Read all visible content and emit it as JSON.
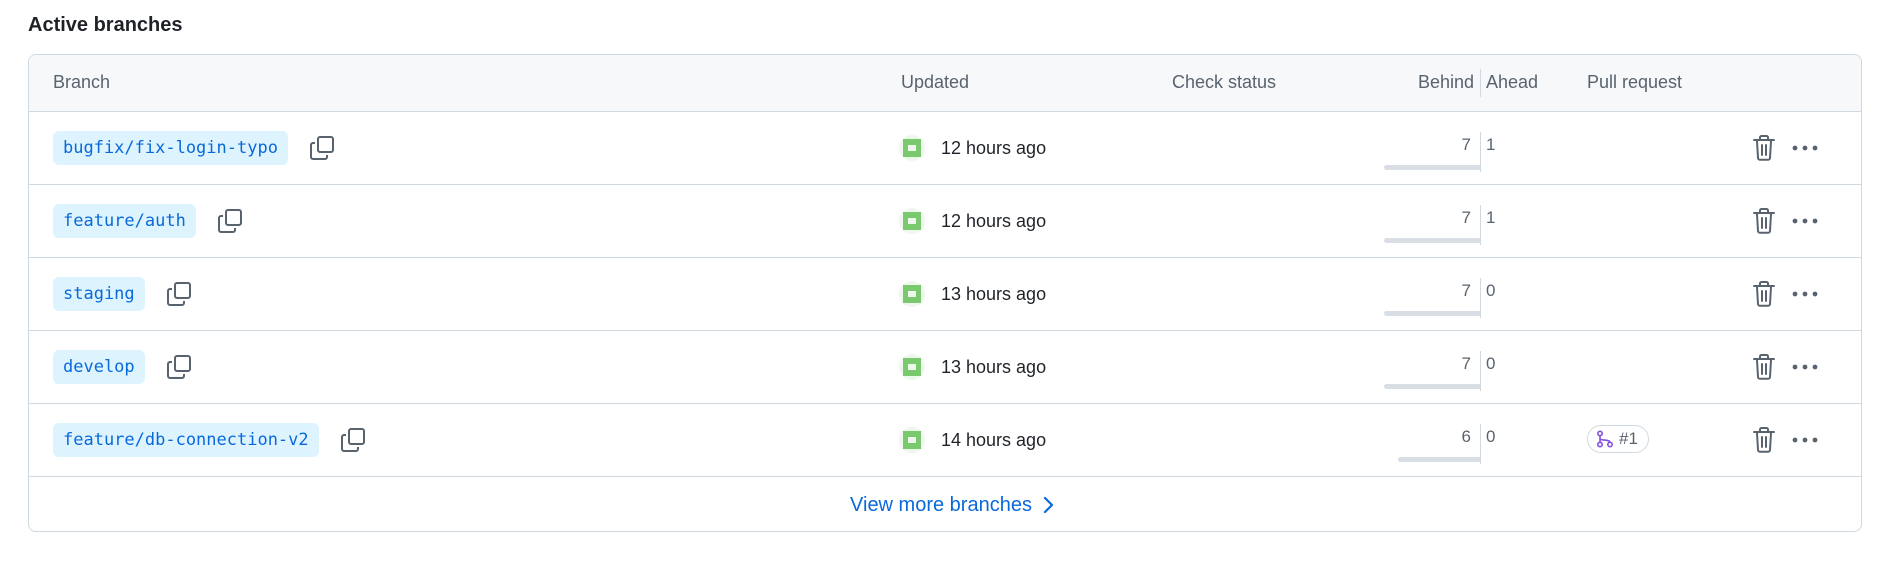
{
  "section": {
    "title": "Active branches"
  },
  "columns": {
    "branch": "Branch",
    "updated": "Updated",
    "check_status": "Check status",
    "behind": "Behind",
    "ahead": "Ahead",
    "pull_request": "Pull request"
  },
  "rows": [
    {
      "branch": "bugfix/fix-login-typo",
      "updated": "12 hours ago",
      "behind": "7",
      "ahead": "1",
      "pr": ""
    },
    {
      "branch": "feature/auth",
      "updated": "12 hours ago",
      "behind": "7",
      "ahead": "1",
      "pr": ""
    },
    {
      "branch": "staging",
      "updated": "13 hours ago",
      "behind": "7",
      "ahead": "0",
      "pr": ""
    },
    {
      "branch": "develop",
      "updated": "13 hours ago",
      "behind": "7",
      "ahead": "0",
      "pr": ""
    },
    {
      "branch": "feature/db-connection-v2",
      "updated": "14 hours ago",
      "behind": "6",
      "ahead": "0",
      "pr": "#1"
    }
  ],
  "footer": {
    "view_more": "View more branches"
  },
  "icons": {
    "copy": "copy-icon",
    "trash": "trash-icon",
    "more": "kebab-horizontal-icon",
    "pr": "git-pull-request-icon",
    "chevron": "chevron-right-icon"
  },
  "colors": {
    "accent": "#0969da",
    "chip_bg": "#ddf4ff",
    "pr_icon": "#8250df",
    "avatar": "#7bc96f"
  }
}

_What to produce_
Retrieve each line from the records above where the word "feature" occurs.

_Exercise response_
      "branch": "feature/auth",
      "branch": "feature/db-connection-v2",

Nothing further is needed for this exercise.